This was my last long run of the training cycle, and at 8 miles it wasn’t very long. In the Halloween spirit, I decided to run on the haunted trail in North Park–an abandoned road rumored to be haunted. (Pittsburghers: This is Irwin Road, the first left after you pass spillway parking lot.) Last year we walked Django on it and he whined a lot and didn’t want to continue on, which freaked me out and left me unsure if I’d run on it alone. This year I decided to chance it. It was sunny, rapidly warming up, and not very scary. But the trail was muddy, with large rocks hidden by fallen leaves. I was worried about twisting an ankle, so I headed back to do the loop around the lake instead. I was to take this run slowly and not go faster than 30 seconds/mile slower than marathon pace. Once I started on the loop, on a real road instead of trail, it was really hard to go slow. My legs felt fresh and wanted to go. I ended the fun feeling great and happy that I had a problem going slowly. I hope that’s how I’ll feel on race day!
In the afternoon Dave, Django, and I went to my family’s Halloween party, our biggest family event of the year.

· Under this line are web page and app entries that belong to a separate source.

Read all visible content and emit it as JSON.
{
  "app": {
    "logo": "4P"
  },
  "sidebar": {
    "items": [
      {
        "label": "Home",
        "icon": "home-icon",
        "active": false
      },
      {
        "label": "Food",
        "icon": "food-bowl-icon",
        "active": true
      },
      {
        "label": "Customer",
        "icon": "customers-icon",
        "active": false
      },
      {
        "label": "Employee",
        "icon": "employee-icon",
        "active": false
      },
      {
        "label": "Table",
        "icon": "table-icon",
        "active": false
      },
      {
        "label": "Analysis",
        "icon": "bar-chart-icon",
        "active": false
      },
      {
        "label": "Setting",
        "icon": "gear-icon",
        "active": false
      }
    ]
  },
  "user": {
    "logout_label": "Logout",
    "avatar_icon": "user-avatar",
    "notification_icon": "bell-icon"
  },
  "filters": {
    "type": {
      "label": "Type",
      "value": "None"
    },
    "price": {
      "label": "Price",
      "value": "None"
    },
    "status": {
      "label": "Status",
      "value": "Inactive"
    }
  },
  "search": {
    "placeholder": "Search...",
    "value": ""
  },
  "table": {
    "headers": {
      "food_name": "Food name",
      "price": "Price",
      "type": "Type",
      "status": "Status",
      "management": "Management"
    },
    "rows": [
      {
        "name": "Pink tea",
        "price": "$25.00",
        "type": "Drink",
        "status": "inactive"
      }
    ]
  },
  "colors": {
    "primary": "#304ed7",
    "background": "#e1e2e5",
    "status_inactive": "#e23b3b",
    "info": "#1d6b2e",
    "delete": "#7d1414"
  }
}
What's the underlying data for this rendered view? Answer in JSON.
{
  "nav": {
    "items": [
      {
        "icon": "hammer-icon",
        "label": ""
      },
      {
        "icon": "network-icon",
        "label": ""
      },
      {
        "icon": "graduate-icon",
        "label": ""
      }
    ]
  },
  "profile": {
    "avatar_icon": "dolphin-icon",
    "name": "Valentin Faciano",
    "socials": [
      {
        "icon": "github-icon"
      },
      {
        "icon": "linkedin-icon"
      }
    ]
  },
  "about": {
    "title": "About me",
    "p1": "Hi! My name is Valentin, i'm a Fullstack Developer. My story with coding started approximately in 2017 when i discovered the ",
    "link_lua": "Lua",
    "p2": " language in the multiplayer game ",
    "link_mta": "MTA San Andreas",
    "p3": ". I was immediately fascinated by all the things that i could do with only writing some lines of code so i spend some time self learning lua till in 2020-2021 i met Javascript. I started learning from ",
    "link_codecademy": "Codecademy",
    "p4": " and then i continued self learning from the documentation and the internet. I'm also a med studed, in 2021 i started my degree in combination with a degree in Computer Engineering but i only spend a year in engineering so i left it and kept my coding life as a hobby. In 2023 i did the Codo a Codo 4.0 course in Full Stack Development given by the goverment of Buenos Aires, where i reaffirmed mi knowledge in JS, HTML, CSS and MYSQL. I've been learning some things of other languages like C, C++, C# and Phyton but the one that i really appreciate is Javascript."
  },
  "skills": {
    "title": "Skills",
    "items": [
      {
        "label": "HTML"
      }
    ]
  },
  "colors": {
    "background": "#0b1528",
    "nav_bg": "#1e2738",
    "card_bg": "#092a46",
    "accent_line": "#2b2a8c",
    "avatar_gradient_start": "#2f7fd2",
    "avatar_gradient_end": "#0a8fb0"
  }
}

They go nuts with the decorations, but this year was scaled back. Still pretty cool though! And the weather was sunny, warm, and just gorgeous. We all got a laugh when a little girl who was trick-or-treating came up to see Django and asked, “Is that…? Is that…? Is that a dog???” Even the parents thought he was a deer at first in the darkness.
Recovery run: 4 miles (66 degrees)
It was a heat wave for this run, but I didn’t mind. Again my legs felt fresh, and I had trouble going slowly.
It was a gorgeous day again, so we took Django to the park early in the afternoon. He was excited to pee on piles of leaves and kick them everywhere, as usual. It rained the rest of the day, so we relaxed while watching movies–The Hills Have Eyes 2 and Orphan, which we’d seen before but I’d somehow managed to completely forget the big surprise. I love all the movies on near Halloween!
I’ll be back later in the week with training stats and final thoughts before the race.